1 in 8 women will be diagnosed with breast cancer in their lifetime. 8 women die from breast cancer every day in Australia. With statistics as alarming as this, it’s important to understand risk factors and how you can reduce the risks of breast cancer.
What are the risk factors for breast cancer?
There are many risk factors that contribute to the likelihood of developing breast cancer. Some are risks we can increase or reduce depending on our lifestyle choices, but there are some risks, like being a woman and getting older, that we have no control over.
In a small percentage of cases, family history is also a risk factor – your risk of developing breast cancer increases if a close relative is diagnosed with breast cancer, the number of your relatives diagnosed with breast cancer, and if your relatives are diagnosed at a young age.
Researchers estimate that close to 30% of all breast cancers could be prevented if women live healthier lives – and there are some very important ways you can help reduce your chance of getting the disease.
Almost 8% of women have extremely high breast density which increases their cancer risk and can make it harder for health professionals to detect breast cancer on a screening mammogram. Breast cancer is more likely to develop in women with dense breast tissue.
Ways to reduce breast cancer risk
The rate of breast cancer is increasing each year as more women are diagnosed with the disease. Breast cancer has many possible causes and there are a variety of risk factors that can increase your chance of developing breast cancer, some of which you have control over. But there are many risk factors can be influenced by choices made during your lifetime. Making healthy choices can reduce your likelihood of breast cancer and many other diseases. Overall, try to:
- Reduce your alcohol intake
- Maintain a healthy weight throughout your life
- Be active, exercise regularly
- Have children early and breastfeed if you can
- Maintain a healthy diet, including fresh vegetables and fruit
- Try not to stress
- Avoid long-term use of hormone replacement therapy (HRT)
- Don’t smoke
What can you do now?
Early detection increases the likelihood of surviving breast cancer and mammography remains the gold standard for breast cancer screening. Researchers encourage women to use the opportunity to have free regular mammograms through BreastScreen services.
You can also have your breast density assessed through a mammogram, which can be arranged through a GP.

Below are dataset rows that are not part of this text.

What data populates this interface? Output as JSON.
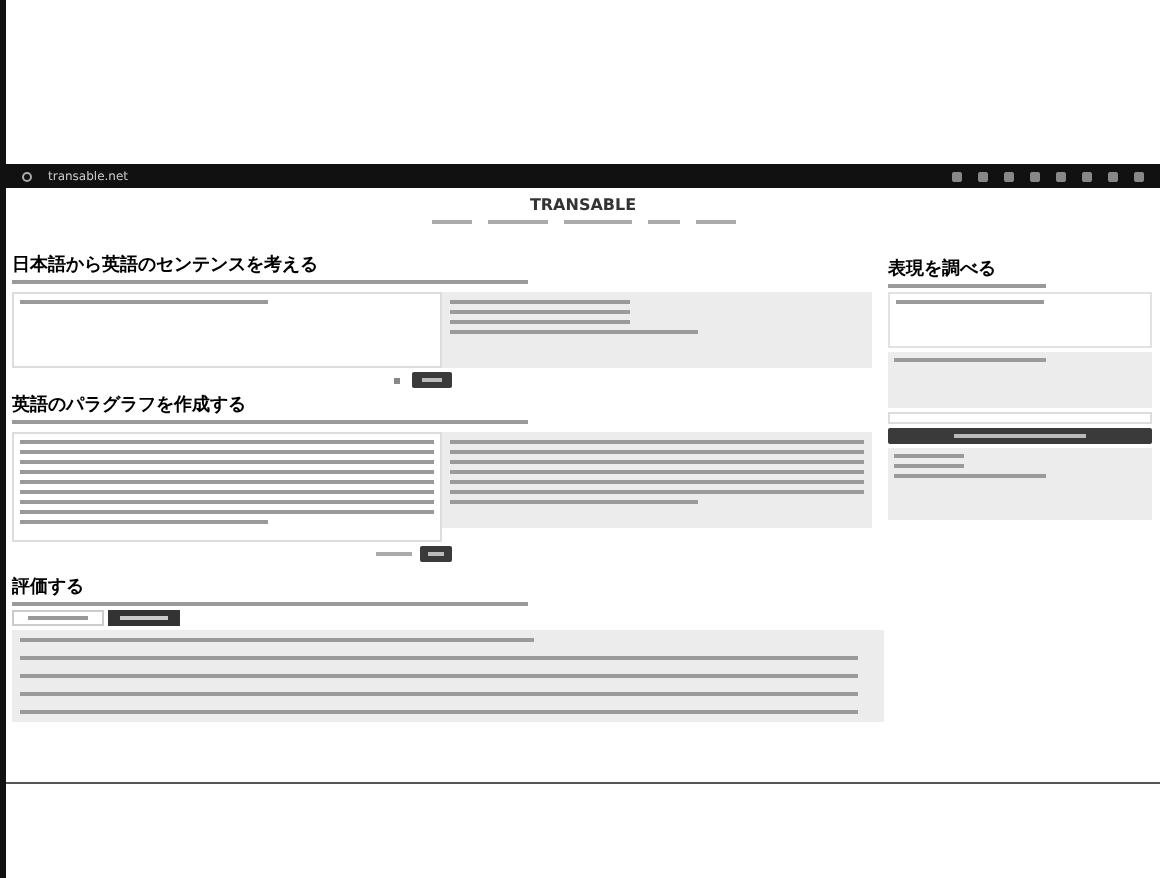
{
  "browser": {
    "url": "transable.net"
  },
  "header": {
    "logo": "TRANSABLE"
  },
  "sentence_section": {
    "title": "日本語から英語のセンテンスを考える"
  },
  "paragraph_section": {
    "title": "英語のパラグラフを作成する"
  },
  "evaluate_section": {
    "title": "評価する",
    "tabs": [
      {
        "selected": false
      },
      {
        "selected": true
      }
    ]
  },
  "lookup_section": {
    "title": "表現を調べる"
  }
}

Be breast aware. All women, regardless of age, can be familiar with their breasts and check them regularly. Any changes should be reported to a GP.
If you have concerns, consult a GP at Mingara Medical by making an appointment online or calling 4303 3333.